--- What to work on ---
Look through the listing below, and wherever a line has the string "size", pull it out.

--- Records supplied ---
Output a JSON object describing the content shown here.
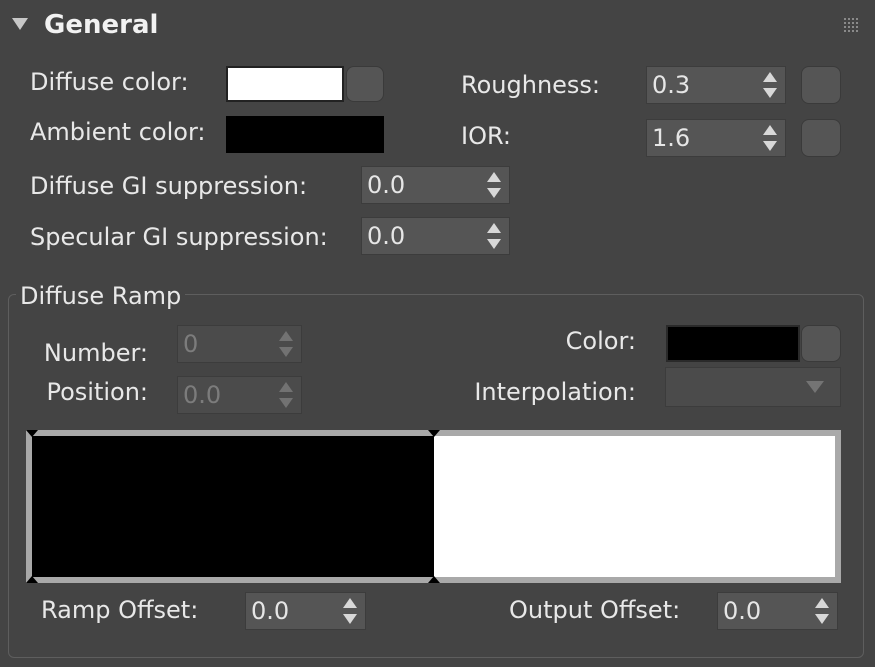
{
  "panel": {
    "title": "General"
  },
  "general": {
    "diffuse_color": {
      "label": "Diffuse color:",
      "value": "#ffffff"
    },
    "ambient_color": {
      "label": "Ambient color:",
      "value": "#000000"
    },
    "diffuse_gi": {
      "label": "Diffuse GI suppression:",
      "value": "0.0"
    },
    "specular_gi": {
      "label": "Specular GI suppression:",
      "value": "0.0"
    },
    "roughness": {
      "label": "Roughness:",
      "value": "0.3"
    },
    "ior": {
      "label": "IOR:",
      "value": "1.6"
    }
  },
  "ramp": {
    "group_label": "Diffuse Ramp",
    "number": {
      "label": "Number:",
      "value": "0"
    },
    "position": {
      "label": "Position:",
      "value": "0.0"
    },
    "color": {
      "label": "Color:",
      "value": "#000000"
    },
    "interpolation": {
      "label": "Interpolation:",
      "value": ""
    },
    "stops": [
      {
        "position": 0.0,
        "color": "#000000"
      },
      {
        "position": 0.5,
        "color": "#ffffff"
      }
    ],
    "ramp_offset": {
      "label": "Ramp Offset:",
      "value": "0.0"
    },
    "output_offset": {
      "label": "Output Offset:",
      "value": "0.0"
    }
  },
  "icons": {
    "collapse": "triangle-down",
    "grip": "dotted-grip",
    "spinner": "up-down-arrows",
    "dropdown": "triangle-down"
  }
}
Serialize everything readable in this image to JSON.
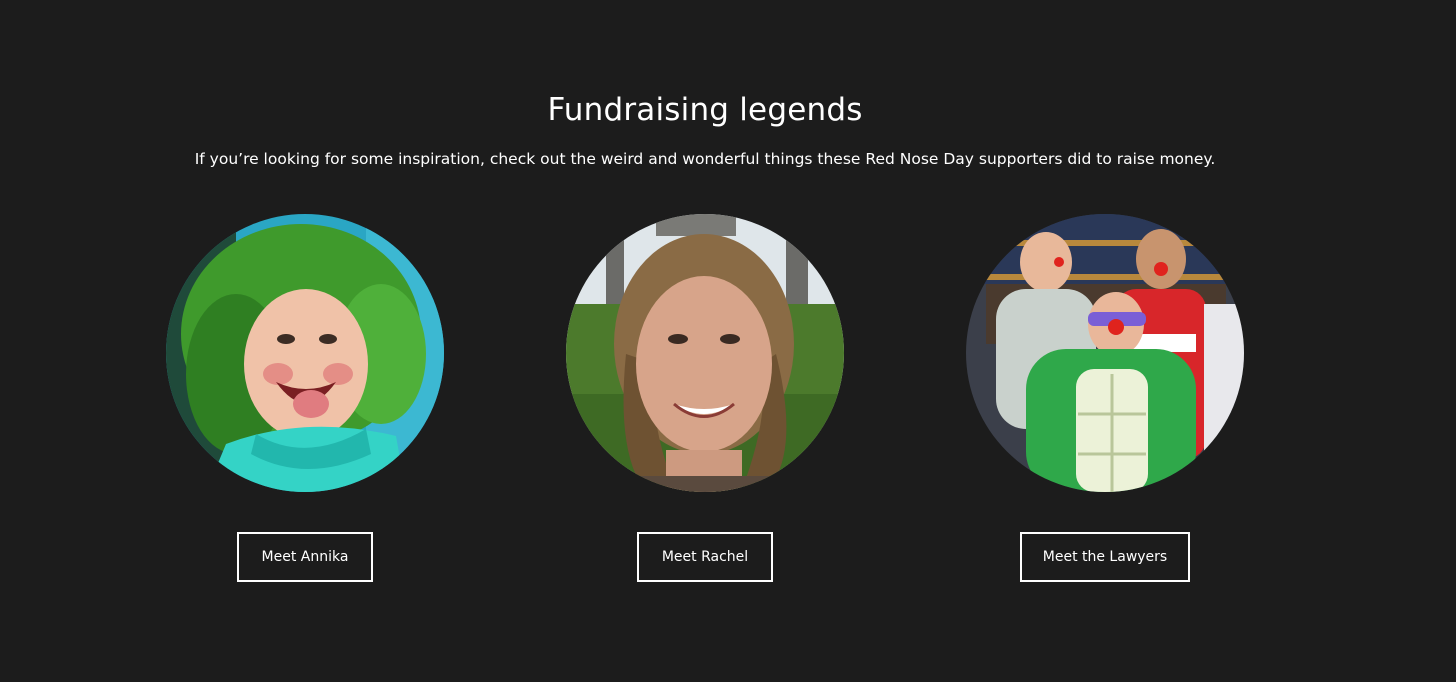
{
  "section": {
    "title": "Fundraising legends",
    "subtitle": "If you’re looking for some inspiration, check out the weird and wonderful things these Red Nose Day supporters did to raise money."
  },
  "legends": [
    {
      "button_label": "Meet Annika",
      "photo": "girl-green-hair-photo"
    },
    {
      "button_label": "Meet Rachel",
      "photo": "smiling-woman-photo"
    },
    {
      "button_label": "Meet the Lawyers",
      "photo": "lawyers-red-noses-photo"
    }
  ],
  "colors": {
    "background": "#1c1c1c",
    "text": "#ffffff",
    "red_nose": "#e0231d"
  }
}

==

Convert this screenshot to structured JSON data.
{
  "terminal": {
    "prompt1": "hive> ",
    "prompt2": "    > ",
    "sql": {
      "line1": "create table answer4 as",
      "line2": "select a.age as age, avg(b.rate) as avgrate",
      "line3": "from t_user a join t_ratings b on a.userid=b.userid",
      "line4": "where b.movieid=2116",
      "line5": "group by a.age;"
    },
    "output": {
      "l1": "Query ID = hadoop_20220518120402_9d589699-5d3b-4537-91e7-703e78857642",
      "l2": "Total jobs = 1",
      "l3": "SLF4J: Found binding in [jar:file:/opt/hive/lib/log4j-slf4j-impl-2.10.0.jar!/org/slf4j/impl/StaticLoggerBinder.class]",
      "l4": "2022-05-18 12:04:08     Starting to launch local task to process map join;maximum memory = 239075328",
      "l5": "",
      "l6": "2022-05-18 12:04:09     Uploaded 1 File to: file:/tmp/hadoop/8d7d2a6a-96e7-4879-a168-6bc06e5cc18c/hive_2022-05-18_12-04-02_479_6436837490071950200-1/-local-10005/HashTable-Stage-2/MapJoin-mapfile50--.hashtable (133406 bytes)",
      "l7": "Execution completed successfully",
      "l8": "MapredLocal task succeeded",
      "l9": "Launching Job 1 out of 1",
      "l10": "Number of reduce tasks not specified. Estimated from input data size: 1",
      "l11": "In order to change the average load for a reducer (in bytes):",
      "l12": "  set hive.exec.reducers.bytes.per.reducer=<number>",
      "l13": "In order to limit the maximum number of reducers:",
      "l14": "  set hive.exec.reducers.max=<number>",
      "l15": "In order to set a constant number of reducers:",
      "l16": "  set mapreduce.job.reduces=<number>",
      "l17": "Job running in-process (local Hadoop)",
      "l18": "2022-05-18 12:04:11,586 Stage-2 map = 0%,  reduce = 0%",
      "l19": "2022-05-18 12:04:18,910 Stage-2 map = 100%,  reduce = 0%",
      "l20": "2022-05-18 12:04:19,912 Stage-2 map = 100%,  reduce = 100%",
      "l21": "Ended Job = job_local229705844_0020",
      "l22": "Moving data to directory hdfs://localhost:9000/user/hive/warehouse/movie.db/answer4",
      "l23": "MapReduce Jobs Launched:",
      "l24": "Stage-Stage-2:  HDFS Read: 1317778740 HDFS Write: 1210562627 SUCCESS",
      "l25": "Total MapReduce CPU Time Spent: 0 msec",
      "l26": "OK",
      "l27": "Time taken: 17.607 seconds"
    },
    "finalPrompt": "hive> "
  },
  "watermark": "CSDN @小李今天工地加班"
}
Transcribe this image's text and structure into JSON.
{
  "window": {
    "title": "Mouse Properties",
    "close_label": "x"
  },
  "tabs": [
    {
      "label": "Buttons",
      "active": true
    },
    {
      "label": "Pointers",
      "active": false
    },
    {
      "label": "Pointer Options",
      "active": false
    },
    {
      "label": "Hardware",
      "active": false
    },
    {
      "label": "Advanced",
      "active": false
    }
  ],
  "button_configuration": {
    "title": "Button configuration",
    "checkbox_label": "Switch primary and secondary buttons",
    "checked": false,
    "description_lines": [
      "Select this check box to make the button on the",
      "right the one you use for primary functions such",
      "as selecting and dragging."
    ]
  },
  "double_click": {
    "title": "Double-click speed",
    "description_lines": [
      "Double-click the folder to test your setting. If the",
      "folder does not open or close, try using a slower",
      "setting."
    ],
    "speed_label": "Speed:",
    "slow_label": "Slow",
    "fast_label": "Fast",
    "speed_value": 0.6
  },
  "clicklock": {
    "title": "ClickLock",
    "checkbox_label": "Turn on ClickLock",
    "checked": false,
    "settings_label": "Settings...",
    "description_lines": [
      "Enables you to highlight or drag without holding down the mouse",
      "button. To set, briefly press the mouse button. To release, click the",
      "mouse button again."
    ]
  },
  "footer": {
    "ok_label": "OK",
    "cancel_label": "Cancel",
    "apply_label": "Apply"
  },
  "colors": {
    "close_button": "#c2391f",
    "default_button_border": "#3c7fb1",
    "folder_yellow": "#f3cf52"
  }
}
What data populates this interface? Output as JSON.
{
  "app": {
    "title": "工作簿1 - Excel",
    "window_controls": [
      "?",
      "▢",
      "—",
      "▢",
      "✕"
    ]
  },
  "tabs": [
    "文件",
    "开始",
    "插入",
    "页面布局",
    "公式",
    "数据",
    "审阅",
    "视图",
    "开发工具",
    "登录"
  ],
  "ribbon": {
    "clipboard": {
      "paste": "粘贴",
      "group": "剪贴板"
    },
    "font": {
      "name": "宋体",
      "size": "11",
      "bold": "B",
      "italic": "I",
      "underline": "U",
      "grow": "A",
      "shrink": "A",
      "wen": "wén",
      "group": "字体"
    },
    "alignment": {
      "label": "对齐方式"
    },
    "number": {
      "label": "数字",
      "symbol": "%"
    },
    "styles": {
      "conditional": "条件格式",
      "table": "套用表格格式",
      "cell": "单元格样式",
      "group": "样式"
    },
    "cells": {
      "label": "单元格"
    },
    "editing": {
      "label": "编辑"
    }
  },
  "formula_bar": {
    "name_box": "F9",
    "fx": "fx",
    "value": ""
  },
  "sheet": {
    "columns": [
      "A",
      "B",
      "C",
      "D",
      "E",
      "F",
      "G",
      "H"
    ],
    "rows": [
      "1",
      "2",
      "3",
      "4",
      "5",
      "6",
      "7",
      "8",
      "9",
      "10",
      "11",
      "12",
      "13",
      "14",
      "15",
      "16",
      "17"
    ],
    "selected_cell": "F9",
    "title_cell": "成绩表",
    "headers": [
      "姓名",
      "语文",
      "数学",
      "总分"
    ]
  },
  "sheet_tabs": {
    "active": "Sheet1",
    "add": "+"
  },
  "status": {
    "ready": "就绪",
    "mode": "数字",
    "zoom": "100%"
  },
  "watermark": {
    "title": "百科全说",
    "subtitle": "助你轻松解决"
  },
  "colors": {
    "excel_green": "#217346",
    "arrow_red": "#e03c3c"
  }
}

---

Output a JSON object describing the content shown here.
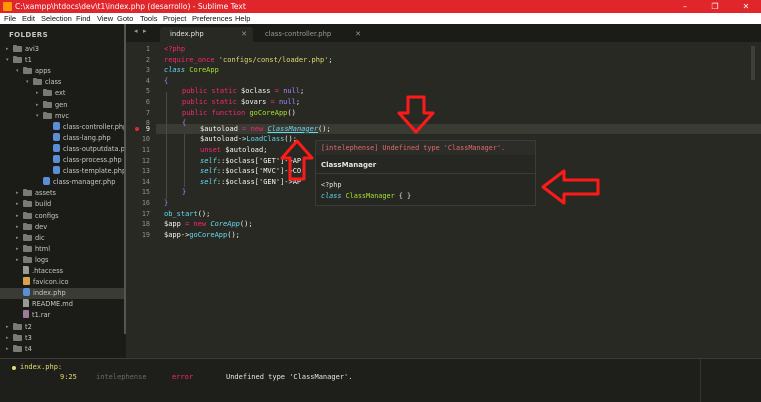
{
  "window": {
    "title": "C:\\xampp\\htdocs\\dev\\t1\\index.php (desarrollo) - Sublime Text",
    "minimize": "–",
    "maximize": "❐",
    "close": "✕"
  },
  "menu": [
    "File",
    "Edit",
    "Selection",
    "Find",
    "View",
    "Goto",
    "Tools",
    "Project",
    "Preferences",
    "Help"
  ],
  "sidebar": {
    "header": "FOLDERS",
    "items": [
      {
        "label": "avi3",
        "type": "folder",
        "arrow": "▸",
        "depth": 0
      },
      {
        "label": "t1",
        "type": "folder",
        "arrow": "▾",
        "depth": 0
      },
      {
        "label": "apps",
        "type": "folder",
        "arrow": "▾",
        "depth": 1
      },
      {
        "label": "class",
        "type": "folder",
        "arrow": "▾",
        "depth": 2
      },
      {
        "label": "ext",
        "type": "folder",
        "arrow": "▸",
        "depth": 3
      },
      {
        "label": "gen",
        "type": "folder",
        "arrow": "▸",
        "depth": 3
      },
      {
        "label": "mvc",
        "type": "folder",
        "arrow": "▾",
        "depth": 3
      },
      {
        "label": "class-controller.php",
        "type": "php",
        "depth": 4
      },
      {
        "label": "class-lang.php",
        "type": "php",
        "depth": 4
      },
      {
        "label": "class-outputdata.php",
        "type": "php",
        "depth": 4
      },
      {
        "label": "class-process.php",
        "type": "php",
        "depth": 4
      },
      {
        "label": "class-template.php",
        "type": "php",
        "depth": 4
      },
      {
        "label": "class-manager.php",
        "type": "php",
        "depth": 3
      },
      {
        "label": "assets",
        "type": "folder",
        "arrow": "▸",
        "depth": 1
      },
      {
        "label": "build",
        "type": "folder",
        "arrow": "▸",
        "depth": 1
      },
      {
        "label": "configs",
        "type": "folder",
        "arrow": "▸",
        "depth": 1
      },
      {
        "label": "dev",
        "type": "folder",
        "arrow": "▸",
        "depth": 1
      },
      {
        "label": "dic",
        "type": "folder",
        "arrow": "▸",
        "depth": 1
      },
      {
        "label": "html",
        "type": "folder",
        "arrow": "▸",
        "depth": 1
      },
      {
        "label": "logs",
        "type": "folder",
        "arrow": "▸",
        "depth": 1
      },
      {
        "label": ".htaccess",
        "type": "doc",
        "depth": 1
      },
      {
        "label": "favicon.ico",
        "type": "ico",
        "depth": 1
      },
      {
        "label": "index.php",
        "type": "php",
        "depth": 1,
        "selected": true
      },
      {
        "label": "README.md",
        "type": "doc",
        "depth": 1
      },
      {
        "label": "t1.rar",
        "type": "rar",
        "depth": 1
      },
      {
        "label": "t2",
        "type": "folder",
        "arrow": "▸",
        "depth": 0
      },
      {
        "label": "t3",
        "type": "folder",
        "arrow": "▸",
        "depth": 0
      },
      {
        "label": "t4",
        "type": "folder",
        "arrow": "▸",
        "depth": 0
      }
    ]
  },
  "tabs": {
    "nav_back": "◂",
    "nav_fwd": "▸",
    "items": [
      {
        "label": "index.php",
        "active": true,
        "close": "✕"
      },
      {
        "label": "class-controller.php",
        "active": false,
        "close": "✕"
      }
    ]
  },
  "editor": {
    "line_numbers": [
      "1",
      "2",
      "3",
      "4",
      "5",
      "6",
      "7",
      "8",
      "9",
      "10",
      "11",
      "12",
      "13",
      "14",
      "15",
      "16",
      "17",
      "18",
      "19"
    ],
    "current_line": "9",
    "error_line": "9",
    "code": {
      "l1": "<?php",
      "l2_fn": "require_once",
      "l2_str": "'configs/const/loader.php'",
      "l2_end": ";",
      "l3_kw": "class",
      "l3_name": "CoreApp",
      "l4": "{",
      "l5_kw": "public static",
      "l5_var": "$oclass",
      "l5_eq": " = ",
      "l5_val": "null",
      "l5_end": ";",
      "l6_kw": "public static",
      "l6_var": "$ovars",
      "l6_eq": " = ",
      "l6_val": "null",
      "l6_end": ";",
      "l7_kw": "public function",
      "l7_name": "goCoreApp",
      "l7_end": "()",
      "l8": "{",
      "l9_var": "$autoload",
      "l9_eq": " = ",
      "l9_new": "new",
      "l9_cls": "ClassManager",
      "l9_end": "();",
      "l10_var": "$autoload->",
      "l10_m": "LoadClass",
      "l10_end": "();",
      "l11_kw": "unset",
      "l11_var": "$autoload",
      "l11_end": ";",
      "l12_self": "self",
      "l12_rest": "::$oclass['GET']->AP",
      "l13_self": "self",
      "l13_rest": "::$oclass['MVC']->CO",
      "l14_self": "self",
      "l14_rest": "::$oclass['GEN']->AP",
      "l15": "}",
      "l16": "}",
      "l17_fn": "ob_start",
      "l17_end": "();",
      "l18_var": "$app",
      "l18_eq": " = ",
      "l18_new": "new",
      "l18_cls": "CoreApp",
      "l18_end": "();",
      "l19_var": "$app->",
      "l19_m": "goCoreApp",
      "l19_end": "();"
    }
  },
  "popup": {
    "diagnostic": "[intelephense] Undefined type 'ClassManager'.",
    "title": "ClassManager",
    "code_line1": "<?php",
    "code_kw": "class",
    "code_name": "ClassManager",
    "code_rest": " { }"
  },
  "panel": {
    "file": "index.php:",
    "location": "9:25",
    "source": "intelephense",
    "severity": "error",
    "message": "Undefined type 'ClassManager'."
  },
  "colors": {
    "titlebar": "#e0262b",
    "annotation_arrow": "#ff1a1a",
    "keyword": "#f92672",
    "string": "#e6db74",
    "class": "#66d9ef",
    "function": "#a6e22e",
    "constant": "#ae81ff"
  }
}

--- Response area ---
      "l10": "Number of reduce tasks not specified. Estimated from input data size: 1",
      "size": "11",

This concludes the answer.